3 – You need a major push of cold arctic air, with a strong storm system over Northern Ontario bringing powerful southwest winds off Lake Erie. This would initiate blizzard conditions off the lake, but in order to sustain the blizzard for a prolonged period, this weather pattern would have to become stalled or even backtrack maintaining the strong southwest flow off Lake Erie for several days. (note, this does happen from time to time, as was the case in December 2001 when a sustained southwest flow off Lake Erie gave 5 days of lake effect snow to southern Niagara and WNY. The difference in that case however was that the lake was still open, winds were not as strong, and the snow was quite light and fluffy. Snow amounts were considerably more than during the blizzard of 77, but blowing and drifting was nowhere near as severe as in 1977.)
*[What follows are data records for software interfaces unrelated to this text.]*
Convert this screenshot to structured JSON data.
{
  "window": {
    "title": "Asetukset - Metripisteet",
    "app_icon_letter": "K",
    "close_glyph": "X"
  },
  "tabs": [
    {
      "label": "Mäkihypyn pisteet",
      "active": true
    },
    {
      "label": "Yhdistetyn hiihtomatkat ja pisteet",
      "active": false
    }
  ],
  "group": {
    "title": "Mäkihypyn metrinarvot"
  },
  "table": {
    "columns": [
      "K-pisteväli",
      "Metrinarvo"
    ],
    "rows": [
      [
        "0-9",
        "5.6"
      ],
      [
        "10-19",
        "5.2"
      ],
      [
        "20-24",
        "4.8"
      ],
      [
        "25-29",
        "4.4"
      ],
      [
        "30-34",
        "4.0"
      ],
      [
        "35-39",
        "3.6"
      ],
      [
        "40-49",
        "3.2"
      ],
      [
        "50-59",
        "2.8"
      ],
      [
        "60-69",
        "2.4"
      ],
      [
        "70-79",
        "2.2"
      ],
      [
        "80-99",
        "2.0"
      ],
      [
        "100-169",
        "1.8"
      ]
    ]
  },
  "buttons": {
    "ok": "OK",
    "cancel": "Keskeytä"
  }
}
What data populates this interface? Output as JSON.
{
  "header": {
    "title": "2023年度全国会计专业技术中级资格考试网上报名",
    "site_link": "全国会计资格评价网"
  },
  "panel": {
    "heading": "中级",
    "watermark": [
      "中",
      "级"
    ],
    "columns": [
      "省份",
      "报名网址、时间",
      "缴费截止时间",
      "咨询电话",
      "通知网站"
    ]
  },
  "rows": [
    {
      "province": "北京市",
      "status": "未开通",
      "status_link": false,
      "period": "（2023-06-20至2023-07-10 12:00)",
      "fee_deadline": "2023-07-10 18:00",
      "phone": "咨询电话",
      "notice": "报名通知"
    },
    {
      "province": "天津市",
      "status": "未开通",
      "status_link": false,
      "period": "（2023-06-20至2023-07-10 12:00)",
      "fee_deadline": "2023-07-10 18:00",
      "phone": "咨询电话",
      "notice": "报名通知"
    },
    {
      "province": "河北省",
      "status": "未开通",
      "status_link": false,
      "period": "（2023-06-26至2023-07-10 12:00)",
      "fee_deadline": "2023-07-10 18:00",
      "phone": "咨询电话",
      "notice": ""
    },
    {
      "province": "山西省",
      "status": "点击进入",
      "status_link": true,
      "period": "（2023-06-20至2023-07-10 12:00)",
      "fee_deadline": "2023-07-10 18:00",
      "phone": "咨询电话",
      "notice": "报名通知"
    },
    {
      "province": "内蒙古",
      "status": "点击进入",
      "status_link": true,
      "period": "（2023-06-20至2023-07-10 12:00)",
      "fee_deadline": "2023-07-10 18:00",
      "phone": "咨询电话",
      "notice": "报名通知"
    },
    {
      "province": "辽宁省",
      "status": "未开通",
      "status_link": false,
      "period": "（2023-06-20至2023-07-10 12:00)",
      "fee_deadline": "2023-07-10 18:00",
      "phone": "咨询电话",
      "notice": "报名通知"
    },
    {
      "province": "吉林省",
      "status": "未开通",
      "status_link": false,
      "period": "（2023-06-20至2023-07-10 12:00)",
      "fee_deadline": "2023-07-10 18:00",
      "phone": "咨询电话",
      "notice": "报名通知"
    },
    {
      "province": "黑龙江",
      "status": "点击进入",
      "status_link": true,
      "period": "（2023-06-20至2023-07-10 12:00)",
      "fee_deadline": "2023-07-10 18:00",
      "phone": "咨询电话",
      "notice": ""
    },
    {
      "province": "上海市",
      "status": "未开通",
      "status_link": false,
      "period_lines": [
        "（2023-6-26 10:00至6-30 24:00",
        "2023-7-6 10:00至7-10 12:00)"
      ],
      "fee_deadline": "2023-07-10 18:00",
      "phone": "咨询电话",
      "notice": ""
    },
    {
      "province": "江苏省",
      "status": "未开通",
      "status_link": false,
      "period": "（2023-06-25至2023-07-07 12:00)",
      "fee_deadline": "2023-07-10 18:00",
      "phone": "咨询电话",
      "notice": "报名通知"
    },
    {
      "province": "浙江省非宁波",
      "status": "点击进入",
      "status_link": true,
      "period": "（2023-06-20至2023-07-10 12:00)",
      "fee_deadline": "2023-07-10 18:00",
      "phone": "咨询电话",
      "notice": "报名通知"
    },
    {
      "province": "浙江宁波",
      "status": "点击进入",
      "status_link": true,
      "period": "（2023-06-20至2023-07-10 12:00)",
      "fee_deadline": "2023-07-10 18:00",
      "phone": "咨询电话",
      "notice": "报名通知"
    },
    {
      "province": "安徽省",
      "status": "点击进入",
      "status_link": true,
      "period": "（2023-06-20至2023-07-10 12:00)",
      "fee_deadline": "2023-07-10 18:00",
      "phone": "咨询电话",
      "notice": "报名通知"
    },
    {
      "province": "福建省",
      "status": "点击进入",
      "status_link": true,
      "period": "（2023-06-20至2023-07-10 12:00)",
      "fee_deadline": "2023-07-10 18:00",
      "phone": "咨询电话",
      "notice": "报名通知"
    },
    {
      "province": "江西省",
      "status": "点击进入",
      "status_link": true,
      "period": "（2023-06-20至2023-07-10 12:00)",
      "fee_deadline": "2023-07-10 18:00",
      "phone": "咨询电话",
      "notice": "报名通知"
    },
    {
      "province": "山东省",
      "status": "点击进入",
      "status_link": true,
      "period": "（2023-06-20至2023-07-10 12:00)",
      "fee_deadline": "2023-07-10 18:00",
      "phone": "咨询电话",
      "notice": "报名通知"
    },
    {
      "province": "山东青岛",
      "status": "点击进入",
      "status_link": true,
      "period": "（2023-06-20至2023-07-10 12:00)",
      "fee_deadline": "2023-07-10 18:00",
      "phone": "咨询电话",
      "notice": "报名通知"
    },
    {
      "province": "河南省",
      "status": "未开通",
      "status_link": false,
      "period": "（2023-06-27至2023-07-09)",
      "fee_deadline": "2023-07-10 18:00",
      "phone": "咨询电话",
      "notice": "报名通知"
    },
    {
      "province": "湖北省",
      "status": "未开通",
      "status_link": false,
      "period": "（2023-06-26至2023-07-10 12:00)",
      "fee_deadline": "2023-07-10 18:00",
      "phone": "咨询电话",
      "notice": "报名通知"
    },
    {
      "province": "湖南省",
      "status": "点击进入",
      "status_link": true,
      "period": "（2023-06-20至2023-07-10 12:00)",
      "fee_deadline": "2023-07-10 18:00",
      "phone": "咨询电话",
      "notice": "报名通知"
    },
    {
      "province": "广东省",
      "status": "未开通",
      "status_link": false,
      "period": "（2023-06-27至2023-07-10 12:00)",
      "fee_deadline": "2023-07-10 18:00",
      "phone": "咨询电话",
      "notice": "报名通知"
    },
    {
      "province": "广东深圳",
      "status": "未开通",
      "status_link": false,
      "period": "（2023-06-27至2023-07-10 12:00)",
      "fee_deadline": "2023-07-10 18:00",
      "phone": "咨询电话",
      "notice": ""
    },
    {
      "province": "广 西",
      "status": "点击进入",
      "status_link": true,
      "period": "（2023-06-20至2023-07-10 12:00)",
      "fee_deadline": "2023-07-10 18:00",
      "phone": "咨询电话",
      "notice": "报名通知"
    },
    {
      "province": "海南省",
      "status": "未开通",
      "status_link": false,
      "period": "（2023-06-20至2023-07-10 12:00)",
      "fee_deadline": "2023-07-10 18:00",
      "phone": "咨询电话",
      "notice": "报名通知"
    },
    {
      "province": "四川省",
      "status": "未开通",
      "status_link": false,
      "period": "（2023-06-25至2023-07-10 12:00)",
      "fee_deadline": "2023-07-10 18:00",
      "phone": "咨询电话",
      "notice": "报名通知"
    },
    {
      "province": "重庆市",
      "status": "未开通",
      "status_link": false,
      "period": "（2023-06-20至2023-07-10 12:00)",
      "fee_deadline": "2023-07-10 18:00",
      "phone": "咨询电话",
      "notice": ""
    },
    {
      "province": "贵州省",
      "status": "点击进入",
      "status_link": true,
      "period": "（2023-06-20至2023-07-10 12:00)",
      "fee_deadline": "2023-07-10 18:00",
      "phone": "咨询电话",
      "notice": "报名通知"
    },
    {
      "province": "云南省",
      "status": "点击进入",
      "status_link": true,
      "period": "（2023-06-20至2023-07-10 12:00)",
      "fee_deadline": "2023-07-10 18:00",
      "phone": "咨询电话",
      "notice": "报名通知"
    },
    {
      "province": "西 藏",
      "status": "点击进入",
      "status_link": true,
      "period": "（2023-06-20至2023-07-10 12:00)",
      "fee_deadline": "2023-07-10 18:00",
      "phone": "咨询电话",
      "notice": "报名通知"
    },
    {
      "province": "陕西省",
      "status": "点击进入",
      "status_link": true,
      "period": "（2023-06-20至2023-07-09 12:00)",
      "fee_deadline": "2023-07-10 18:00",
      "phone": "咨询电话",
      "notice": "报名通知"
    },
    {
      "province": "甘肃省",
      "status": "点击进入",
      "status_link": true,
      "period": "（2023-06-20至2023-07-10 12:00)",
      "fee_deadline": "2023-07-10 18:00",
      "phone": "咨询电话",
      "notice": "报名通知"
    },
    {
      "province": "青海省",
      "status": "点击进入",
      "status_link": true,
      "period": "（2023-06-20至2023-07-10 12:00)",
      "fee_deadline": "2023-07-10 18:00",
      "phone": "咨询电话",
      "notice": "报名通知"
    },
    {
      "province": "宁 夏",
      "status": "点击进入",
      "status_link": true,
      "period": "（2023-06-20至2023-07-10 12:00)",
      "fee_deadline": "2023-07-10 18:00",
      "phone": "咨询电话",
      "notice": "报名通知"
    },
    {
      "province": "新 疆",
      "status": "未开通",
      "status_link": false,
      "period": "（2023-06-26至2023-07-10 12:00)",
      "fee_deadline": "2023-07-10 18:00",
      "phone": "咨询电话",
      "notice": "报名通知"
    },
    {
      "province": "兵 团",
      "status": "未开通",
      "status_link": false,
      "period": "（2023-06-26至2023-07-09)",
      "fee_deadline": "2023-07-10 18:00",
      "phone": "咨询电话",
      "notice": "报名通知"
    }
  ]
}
These factors could come together again.. perhaps next winter, perhaps not in our lifetime. However, with the experience of 1977 under our belts, and more accurate weather forecast technology and dissemination, we would likely be much better prepared should such a similar storm occur again. But as always, you can never underestimate the power of Mother Nature.
HISTORY CHANNEL PROGRAM
About the Author
email@example.com) is a meteorologist with Environment Canada currently
working at the
Prairie and Arctic Storm Prediction Center
in Winnipeg, MB. Many meteorologists will tell you that it was a particular weather event that
got them interested in meteorology.. witnessing a tornado, experiencing a severe
thunderstorm, living through a hurricane, etc. For me, it was the Blizzard
of '77 that got me interested in weather. I was born and raised in Welland,
Ontario and was a 14 year old Grade 9 student when the blizzard of '77
struck. I was amazed at the awesome power of nature and how it could bring
society to its knees with little or no warning. Man was no match for
Mother Nature at her worst. Shortly after that storm, I started keeping a
weather log to keep track of the daily weather. By the time I graduated high
school, I knew I wanted to become a meteorologist.. a goal I fulfilled some 8
years after that mighty blizzard. To this day, I am still amazed at the
power and beauty of Mother Nature, at her best and at her worst!
Other Niagara weather websites from the author:
Niagara Weather Page
Dec 2001 Lake Effect Storm
Welland Climate Station History